Keith said she is excited with the turnout and grateful for the number of votes she received because it showed her community work was apparent to residents. Keith founded Citizens Against Prostitution, a partnership that began in March 2010 between residents and law enforcement to eliminate prostitution on the Eastern Avenue border.
Keith said her first priority is to continue her relationship with Prince George’s County Police Chief Mark Magaw and county police District 3 to patrol the Eastern Avenue border on a weekly basis for prostitution.

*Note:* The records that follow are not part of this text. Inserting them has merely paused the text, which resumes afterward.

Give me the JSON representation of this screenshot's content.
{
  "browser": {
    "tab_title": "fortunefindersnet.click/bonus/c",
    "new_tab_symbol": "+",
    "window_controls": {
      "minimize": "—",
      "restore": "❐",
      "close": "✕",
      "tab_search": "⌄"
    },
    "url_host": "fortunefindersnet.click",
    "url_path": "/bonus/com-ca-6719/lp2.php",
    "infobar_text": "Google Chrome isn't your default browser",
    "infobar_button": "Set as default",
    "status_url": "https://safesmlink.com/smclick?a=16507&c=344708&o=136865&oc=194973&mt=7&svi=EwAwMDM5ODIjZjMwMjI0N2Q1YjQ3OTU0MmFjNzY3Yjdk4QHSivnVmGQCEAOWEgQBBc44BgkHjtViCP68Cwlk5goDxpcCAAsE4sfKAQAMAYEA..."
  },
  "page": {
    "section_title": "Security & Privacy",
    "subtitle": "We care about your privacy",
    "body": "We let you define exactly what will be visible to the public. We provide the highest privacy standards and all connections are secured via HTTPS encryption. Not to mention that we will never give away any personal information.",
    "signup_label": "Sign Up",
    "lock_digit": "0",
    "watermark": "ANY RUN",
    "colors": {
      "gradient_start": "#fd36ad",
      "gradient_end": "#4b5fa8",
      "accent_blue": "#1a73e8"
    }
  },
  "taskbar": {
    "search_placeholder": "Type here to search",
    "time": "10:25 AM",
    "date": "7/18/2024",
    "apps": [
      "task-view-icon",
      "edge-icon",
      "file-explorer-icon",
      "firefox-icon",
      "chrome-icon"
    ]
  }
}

“The community, they're really interested in the future of Fairmount Heights and I’m glad we had a lot of new voters come out, which shows they're interested in the rebuilding of Fairmount Heights,” Keith said.
Waiters, who served on the council from 2009 to 2011, said she will continue to build on her goal of finding recreation opportunities for the town youth like she previously did on the council when she worked with Maryland-National Capital Park and Planning Commission to find programming in areas such as the Fairmount Heights North Neighborhood Park. Instead of running to keep her council seat in 2011, Waiters ran but lost for the mayor’s seat against current mayor Lillie Thompson-Martin.
“I think the best thing is to get on board and see what the current mayor and council have working now and partake in that, get an understanding of what the direction is there and see what's already on the table,” Waiters said.
Wood-Dodson said she was satisfied with the results and is looking forward to the Town Council working together as a unit. She said during her new term she wants the Town Council to form resident committees centered around public works and public safety so they can get better insight from residents about how they can improve and she also wants to start an “adopt a block” program to target specific areas for property upkeep and eliminate prostitution.
“It’s not so much a neighborhood watch but cleaning up the community [to] have more curb appeal,” Wood-Dodson said.